  • North Missouri Cop Block – Facebook
  • Southeast Missouri Copblock – Facebook /
  • Southwest Missouri Cop Block – Facebook / Twitter /
  • St. Louis Cop Block – Facebook



  • Eastern Nebraska Copblock – Facebook


New Hampshire

New Jersey

  • No known groups

New Mexico

New York

North Carolina

North Dakota

No known groups



  • Oklahoma Cop Block – Facebook /



  • Cop Block Venango County – Facebook
  • Harrisburg Cop Block – Facebook /
  • Lehigh Valley Cop Block – Facebook
  • Pennsylvania Cop Block – Facebook
  • Philadelphia Cop Block – Facebook /
  • Pittsburgh CopBlock – Facebook
  • State College Pa Cop Block – Facebook /
  • Twin Tiers Cop Block – Facebook /
  • Waterford Cop Block – Facebook
  • York, PA Cop Block – Twitter
  • Warren County Cop Block – Facebook

Rhode Island

  • No known groups

South Carolina

South Dakota







Washington, D.C.

West Virginia
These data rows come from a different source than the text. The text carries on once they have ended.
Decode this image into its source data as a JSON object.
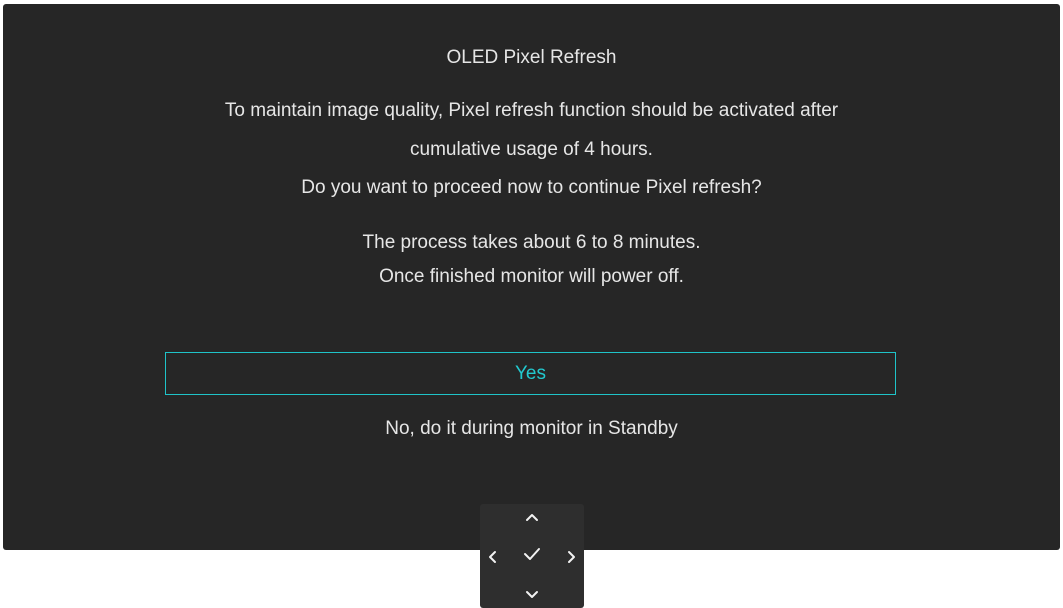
{
  "dialog": {
    "title": "OLED Pixel Refresh",
    "message_lines": [
      "To maintain image quality, Pixel refresh function should be activated after",
      "cumulative usage of 4 hours.",
      "Do you want to proceed now to continue Pixel refresh?",
      "The process takes about 6 to 8 minutes.",
      "Once finished monitor will power off."
    ],
    "options": {
      "yes_label": "Yes",
      "no_label": "No, do it during monitor in Standby",
      "selected": "Yes"
    }
  },
  "joystick": {
    "icons": [
      "chevron-up-icon",
      "chevron-left-icon",
      "checkmark-icon",
      "chevron-right-icon",
      "chevron-down-icon"
    ]
  },
  "colors": {
    "panel_background": "#262626",
    "text": "#e6e6e6",
    "accent": "#22c9cf",
    "joystick_background": "#2e2e2e"
  }
}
  • Cop Block Keyser WV / Cumberland MD – Facebook
  • Cop Block West Virginia – Facebook /
  • Huntington Cop Block – Facebook / Twitter / UStream /
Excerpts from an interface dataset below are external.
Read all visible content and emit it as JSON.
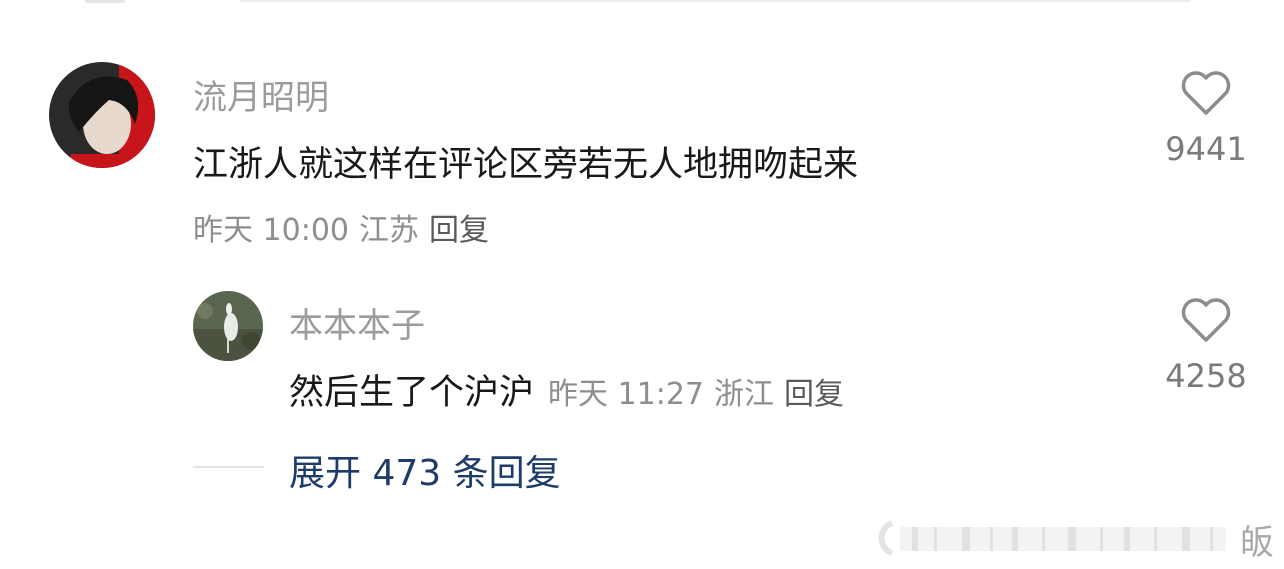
{
  "comment": {
    "username": "流月昭明",
    "content": "江浙人就这样在评论区旁若无人地拥吻起来",
    "time": "昨天 10:00",
    "location": "江苏",
    "reply_label": "回复",
    "likes": "9441"
  },
  "reply": {
    "username": "本本本子",
    "content": "然后生了个沪沪",
    "time": "昨天 11:27",
    "location": "浙江",
    "reply_label": "回复",
    "likes": "4258"
  },
  "expand": {
    "label": "展开 473 条回复"
  },
  "watermark": {
    "char": "皈"
  },
  "colors": {
    "text_primary": "#191919",
    "text_secondary": "#9b9b9b",
    "link_blue": "#1d3c6a"
  },
  "icons": {
    "like": "heart-outline-icon"
  }
}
No known groups



  • CopBlock UK – Facebook
  • Cop Block Denmark – Facebook /
  • Cop Block Europe – Facebook
  • Cop Block Greece – Facebook
  • Cop Block Holland – Facebook
  • Cop Block The Netherlands – Facebook
  • Impunity of the Police (Poland) – website /

Middle East

  • Egyptian Copblock – Facebook
  • Israel Cop Block – Facebook /


  • Australia Cop Block – Facebook
  • Cop Block of New Zealand – Facebook
  • New Zealand Police Corruption Association – Facebook



Pete Eyre

Pete Eyre is co-founder of As an advocate of peaceful, consensual interactions, he seeks to inject a message of complete liberty and self-government into the conversation of police accountability. Eyre went to undergrad and grad school for law enforcement, then spent time in DC as an intern at the Cato Institute, a Koch Fellow at the Drug Policy Alliance, Directer of Campus Outreach at the Institute for Humane Studies, Crasher-in-Chief at Bureaucrash, and as a contractor for the Future of Freedom Foundation. In 2009 he left the belly of the beast and hit the road with Motorhome Diaries and later co-founded Liberty On Tour. He spent time in New Hampshire home, and was involved with Free Keene, the Free State Project and The Daily Decrypt.